It doesn't say they're immune, and it doesn't say they're vulnerable. In the end, it falls to DM judgement.
If you decide it is able to be destroyed, the Objects page gives the stats for objects' Armor Class:
Substance AC Cloth, paper, rope 11 Crystal, glass, ice 13 Wood, bone 15 Stone 17 Iron, steel 19 Mithral 21 Adamantine 23
and Hit Points:
Size Fragile Resilient Tiny (bottle, lock) 2 (1d4) 5 (2d4) Small (chest, lute) 3 (1d6) 10 (3d6) Medium (barrel, chandelier) 4 (1d8) 18 (4d8) Large (cart, 10-ft.-by-10-ft. window) 5 (1d10) 27 (5d10)
eg, an iron lock: AC 19; HP 2-5 (1d4-2d4)
But even then, he can't use it on every door, unless your party takes a lot of rests. From the 5e SRD:
After you use your breath weapon, you can’t use it again until you complete a short or long rest.
And, destroying the lock or door may have unfortunate consequences. Maybe a trap will trigger. Maybe you'll want to re-lock the door later - easy if you've used the key, impossible if you've melted it.
Not all Acid Damage corrodes metal
If you take a look at the most infamous creatures that deal Acid damage, Oozes, you'll see that the Monster Manual is specific on what kind of oozes can corrode metal. Two kinds of ooze, namely the Gelatinous Cube and the Ochre Jelly, though they deal Acid damage, do not corrode metal.
In the case of a Dragonborn's Breath Weapon, they are modeled after a Dragon's Breath Weapon, and both Copper and Black Dragons lack the ability to melt metal objects.
No, a Dragonborn's breath weapon cannot be used to melt anything other than flesh simply because the game doesn't say so.
The dragonborn's Breath Weapon racial trait explains how it works:

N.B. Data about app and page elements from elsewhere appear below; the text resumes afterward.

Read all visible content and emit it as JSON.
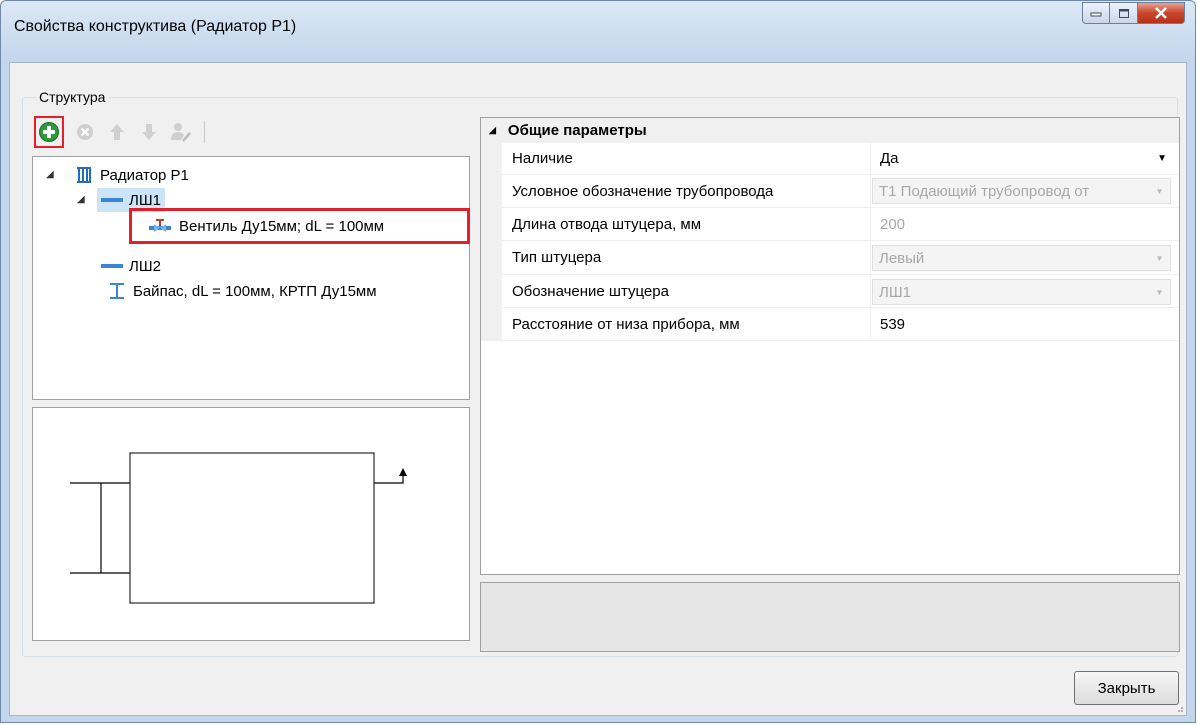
{
  "window": {
    "title": "Свойства конструктива (Радиатор Р1)",
    "controls": [
      "minimize",
      "maximize",
      "close"
    ]
  },
  "structure": {
    "label": "Структура",
    "toolbar": [
      {
        "icon": "add-icon",
        "enabled": true,
        "highlighted": true
      },
      {
        "icon": "delete-icon",
        "enabled": false
      },
      {
        "icon": "arrow-up-icon",
        "enabled": false
      },
      {
        "icon": "arrow-down-icon",
        "enabled": false
      },
      {
        "icon": "person-edit-icon",
        "enabled": false
      }
    ],
    "tree": {
      "root": "Радиатор Р1",
      "lsh1": "ЛШ1",
      "valve": "Вентиль Ду15мм; dL = 100мм",
      "lsh2": "ЛШ2",
      "bypass": "Байпас, dL = 100мм, КРТП Ду15мм"
    }
  },
  "properties": {
    "category": "Общие параметры",
    "rows": [
      {
        "name": "Наличие",
        "value": "Да"
      },
      {
        "name": "Условное обозначение трубопровода",
        "value": "Т1 Подающий трубопровод от"
      },
      {
        "name": "Длина отвода штуцера, мм",
        "value": "200"
      },
      {
        "name": "Тип штуцера",
        "value": "Левый"
      },
      {
        "name": "Обозначение штуцера",
        "value": "ЛШ1"
      },
      {
        "name": "Расстояние от низа прибора, мм",
        "value": "539"
      }
    ]
  },
  "buttons": {
    "close": "Закрыть"
  },
  "colors": {
    "highlight": "#e0202a",
    "selection": "#cce4f7",
    "add_green": "#2e9a3a"
  }
}
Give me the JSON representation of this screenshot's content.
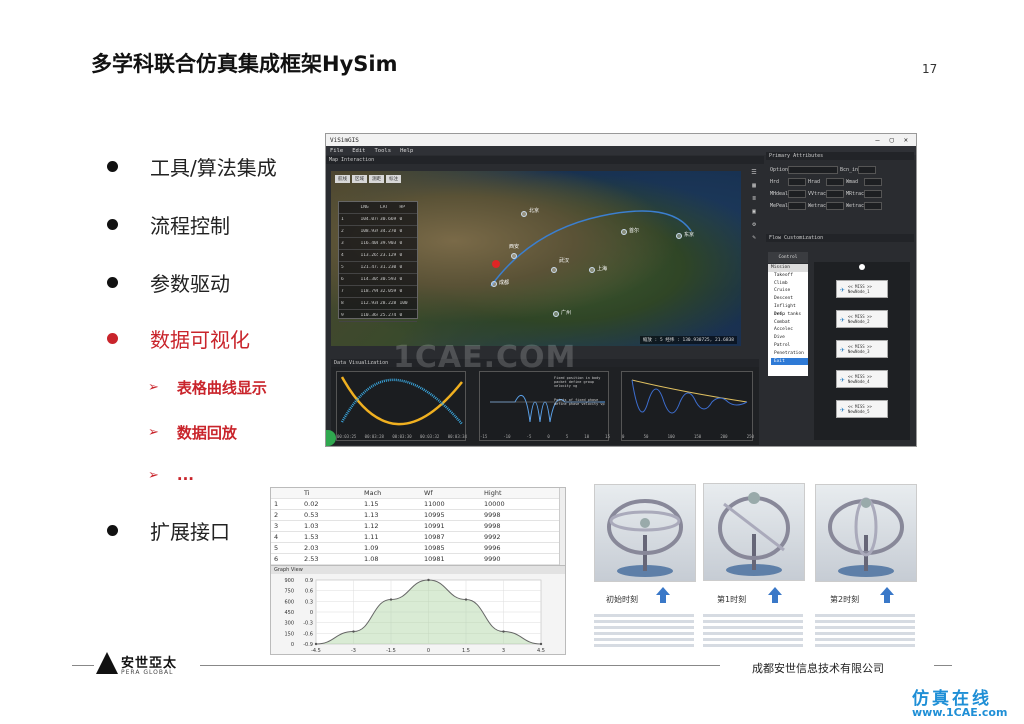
{
  "slide": {
    "title": "多学科联合仿真集成框架HySim",
    "page_number": "17",
    "bullets": [
      {
        "text": "工具/算法集成",
        "highlight": false
      },
      {
        "text": "流程控制",
        "highlight": false
      },
      {
        "text": "参数驱动",
        "highlight": false
      },
      {
        "text": "数据可视化",
        "highlight": true
      },
      {
        "text": "扩展接口",
        "highlight": false
      }
    ],
    "sub_bullets": [
      "表格曲线显示",
      "数据回放",
      "..."
    ],
    "colors": {
      "accent": "#c9242b",
      "watermark": "#1f8fd6"
    }
  },
  "app": {
    "window_title": "ViSimGIS",
    "menu": [
      "File",
      "Edit",
      "Tools",
      "Help"
    ],
    "map_panel_title": "Map Interaction",
    "map_table_headers": [
      "",
      "LNG",
      "LAT",
      "HP"
    ],
    "map_table_rows": [
      [
        "1",
        "104.074",
        "30.669",
        "0"
      ],
      [
        "2",
        "108.939",
        "34.270",
        "0"
      ],
      [
        "3",
        "116.400",
        "39.903",
        "0"
      ],
      [
        "4",
        "113.265",
        "23.129",
        "0"
      ],
      [
        "5",
        "121.473",
        "31.230",
        "0"
      ],
      [
        "6",
        "114.305",
        "30.593",
        "0"
      ],
      [
        "7",
        "118.796",
        "32.059",
        "0"
      ],
      [
        "8",
        "112.938",
        "28.228",
        "100"
      ],
      [
        "9",
        "110.364",
        "25.274",
        "0"
      ]
    ],
    "map_labels": [
      "北京",
      "成都",
      "上海",
      "广州",
      "武汉",
      "西安",
      "东京",
      "首尔"
    ],
    "map_coord_readout": "缩放 : 5    经纬 : 130.930725, 21.6838",
    "data_panel_title": "Data Visualization",
    "primary_attributes_title": "Primary Attributes",
    "attributes": [
      {
        "label": "Option",
        "value": "Blk"
      },
      {
        "label": "Bcn_in",
        "value": "0.00"
      },
      {
        "label": "Hrd",
        "value": "0.00"
      },
      {
        "label": "Hrad",
        "value": "0.00"
      },
      {
        "label": "Wmad",
        "value": "0.00"
      },
      {
        "label": "MHdeal",
        "value": "0.00"
      },
      {
        "label": "VVtrack",
        "value": "0.00"
      },
      {
        "label": "MRtrack",
        "value": "0.00"
      },
      {
        "label": "MePeal",
        "value": "0.00"
      },
      {
        "label": "Wetrack",
        "value": "0.00"
      },
      {
        "label": "Wetrack2",
        "value": "0.00"
      }
    ],
    "flow_title": "Flow Customization",
    "flow_list_headers": [
      "Control",
      "Mission"
    ],
    "flow_list_items": [
      "Takeoff",
      "Climb",
      "Cruise",
      "Descent",
      "Inflight refu",
      "Drop tanks",
      "Combat",
      "Accelec",
      "Dive",
      "Patrol",
      "Penetration",
      "Exit"
    ],
    "flow_selected": "Exit",
    "flow_nodes": [
      "<< MISS >> NewNode_1",
      "<< MISS >> NewNode_2",
      "<< MISS >> NewNode_3",
      "<< MISS >> NewNode_4",
      "<< MISS >> NewNode_5"
    ],
    "chart1_ticks": [
      "00:03:25",
      "00:03:28",
      "00:03:30",
      "00:03:32",
      "00:03:34"
    ],
    "chart2_ticks": [
      "-15",
      "-10",
      "-5",
      "0",
      "5",
      "10",
      "15"
    ],
    "chart2_annotations": [
      "Fixed position in body packet define group velocity vg",
      "Points of fixed phase define phase velocity vp"
    ],
    "chart3_ticks": [
      "0",
      "50",
      "100",
      "150",
      "200",
      "250"
    ]
  },
  "bottom_table": {
    "headers": [
      "",
      "Ti",
      "Mach",
      "Wf",
      "Hight"
    ],
    "rows": [
      [
        "1",
        "0.02",
        "1.15",
        "11000",
        "10000"
      ],
      [
        "2",
        "0.53",
        "1.13",
        "10995",
        "9998"
      ],
      [
        "3",
        "1.03",
        "1.12",
        "10991",
        "9998"
      ],
      [
        "4",
        "1.53",
        "1.11",
        "10987",
        "9992"
      ],
      [
        "5",
        "2.03",
        "1.09",
        "10985",
        "9996"
      ],
      [
        "6",
        "2.53",
        "1.08",
        "10981",
        "9990"
      ]
    ],
    "graph_title": "Graph View"
  },
  "chart_data": [
    {
      "type": "line",
      "title": "",
      "x": [
        -4.5,
        -3,
        -1.5,
        0,
        1.5,
        3,
        4.5
      ],
      "xticks": [
        "-4.5",
        "-3",
        "-1.5",
        "0",
        "1.5",
        "3",
        "4.5"
      ],
      "yticks_left": [
        "0.9",
        "0.6",
        "0.3",
        "0",
        "-0.3",
        "-0.6",
        "-0.9"
      ],
      "yticks_right": [
        "900",
        "750",
        "600",
        "450",
        "300",
        "150",
        "0"
      ],
      "series": [
        {
          "values": [
            -0.9,
            -0.55,
            0.35,
            0.9,
            0.35,
            -0.55,
            -0.9
          ]
        }
      ],
      "ylim": [
        -0.9,
        0.9
      ],
      "grid": true
    }
  ],
  "gyro_captions": [
    "初始时刻",
    "第1时刻",
    "第2时刻"
  ],
  "footer": {
    "logo_name": "安世亞太",
    "logo_en": "PERA GLOBAL",
    "company": "成都安世信息技术有限公司"
  },
  "watermarks": {
    "app": "1CAE.COM",
    "corner_cn": "仿真在线",
    "corner_url": "www.1CAE.com"
  }
}
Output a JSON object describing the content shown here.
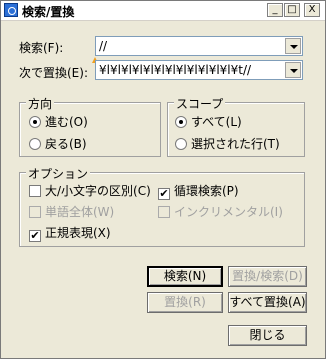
{
  "window": {
    "title": "検索/置換",
    "minimize_label": "_",
    "maximize_label": "□",
    "close_label": "X"
  },
  "find": {
    "label": "検索(F):",
    "value": "//"
  },
  "replace": {
    "label": "次で置換(E):",
    "value": "¥l¥l¥l¥l¥l¥l¥l¥l¥l¥l¥l¥l¥t//"
  },
  "direction": {
    "legend": "方向",
    "options": [
      {
        "label": "進む(O)",
        "selected": true
      },
      {
        "label": "戻る(B)",
        "selected": false
      }
    ]
  },
  "scope": {
    "legend": "スコープ",
    "options": [
      {
        "label": "すべて(L)",
        "selected": true
      },
      {
        "label": "選択された行(T)",
        "selected": false
      }
    ]
  },
  "options": {
    "legend": "オプション",
    "case_sensitive": {
      "label": "大/小文字の区別(C)",
      "checked": false
    },
    "wrap_search": {
      "label": "循環検索(P)",
      "checked": true
    },
    "whole_word": {
      "label": "単語全体(W)",
      "checked": false,
      "disabled": true
    },
    "incremental": {
      "label": "インクリメンタル(I)",
      "checked": false,
      "disabled": true
    },
    "regex": {
      "label": "正規表現(X)",
      "checked": true
    },
    "check_mark": "✔"
  },
  "buttons": {
    "find": "検索(N)",
    "replace_find": "置換/検索(D)",
    "replace": "置換(R)",
    "replace_all": "すべて置換(A)",
    "close": "閉じる"
  }
}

When you use your breath weapon, each creature in the area of the exhalation must make a saving throw, the type of which is determined by your draconic ancestry. The DC for this saving throw equals 8 + your Constitution modifier + your proficiency bonus. A creature takes 2d6 damage on a failed save, and half as much damage on a successful one. The damage increases to 3d6 at 6th level, 4d6 at 11th level, and 5d6 at 16th level.
Target choices for spells and other game features are deliberate. If a dragonborn's breath weapon was intended to affect objects, it would say so. Note that this is also consistent with the breath weapons on the stat blocks for dragons.
Each acid reacts differently to each metal. Copper reacts with practically everything. Chrome and aluminum resist most acids unless there is electricity. Platinum and palladium react very slowly with HN and HCl. Gold can only be dissolved by agua regia...
Some metals will dissolve instantly, others sit and bubble for a long time.
Piranha will dissolve steal, but it is probably going to explode when it hits the floor with sulphuric fumes...
Not sure about brass.
Make the locks out of other metals...
(source: work with acids and metals.)